I was sitting at work but luckily had just sent all but one of my patients home so I jumped on the computer. It dawned on me that he had a quick layover in San Francisco. I googled the stores in the airport and started calling each of them. Two stores in a row said they had just sold out (seriously how many people forget their charger?!). I was about to give up but the third tech store I called saved the day. I put a charger on hold under his name just to be safe and he picked it up during his layover. 

Crisis avoided. I think I my losing/forgetting stuff has rubbed off on him in a bad way....

I am just holding down the fort and working some shifts at the hospital until I get to meet him there in two weeks. I convinced him to post every once in a while on here so I can see what he's up to!

Monday, May 14, 2012

Peds, bomberos, and a health fair

Kenzie found a friend at the Peds hospital! This little baby girl was so scared of us at first, but she slowly warmed up to Kenzie. By the end, she was almost crying when we had to leave. 

Listening to this patient's itty-bitty lungs

This is my friend, Leticia. We communicated over email before I even got there, setting up presentations and clinicals. It was so fun to finally meet my pen pal. She was so kind and let us go all over the pediatrics hospital. 

I got to visit my friend, Michael, again! I brought him some colored pencils and a drawing book to help keep him occupied during his month-long stay. I was so sad to say goodbye to him. 

It was this cute little patient's birthday so we all sang and a volunteer brought a big cake!

Thumb wars

This is another favorite patient of mine. Wilson is 13 years old and so sweet. He loved just talking to the nursing students and walking around. He had just had open-heart surgery but he was still so happy. 


After clinical at the pediatric hospital, we all jumped in a van to go teach the firemen (bomberos)! Susie is our amazing trauma/ER nurse and taught them about mechanisms of injury and how to treat them. 

Our alert and happy bunch didn't last long..

Feria de Salud

At the health fair we put on, I was assign to the guaderia (nursery), which means I got to babysit all the ninos. Kinda crazy, kinda fun.

Saturday, May 12, 2012

Last day at Sotomayor

This was my last group to take to Sotomayor. We got to see some births and hold babies so everyone was happy!  

Showing off their capri scrubs
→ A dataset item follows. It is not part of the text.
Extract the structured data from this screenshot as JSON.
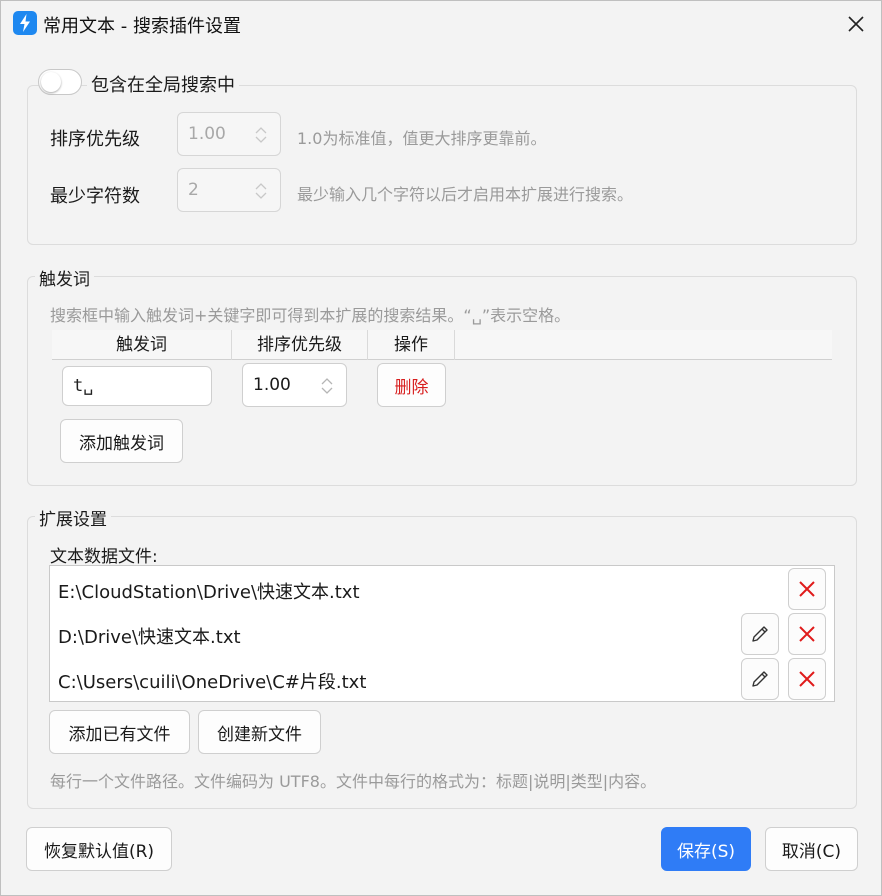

I love this picture. One basinet, five babies. 

Don't mind if I do shove my IV in your face 

Tender photo of the day award goes to Ty. So cute, right?

This picture is Ty and I with a sweet volunteer at the hospital. She comes once a week to visit the laboring women and teach the ones that are in postpartum. She said she teaches them how to show love to their babies, how to care for them, and how to breastfeed. I'm so glad they have started this program with volunteers. She was such a sweet lady and I'm sure the women love having her around. Another cool thing we learned was that the hospital will give the women 75% off their hospital care if they attend all their prenatal appointments. I love this idea because many of the women never come in and have complications that could be prevented. It's fun to hear of new things the hospital system is trying to provide better care.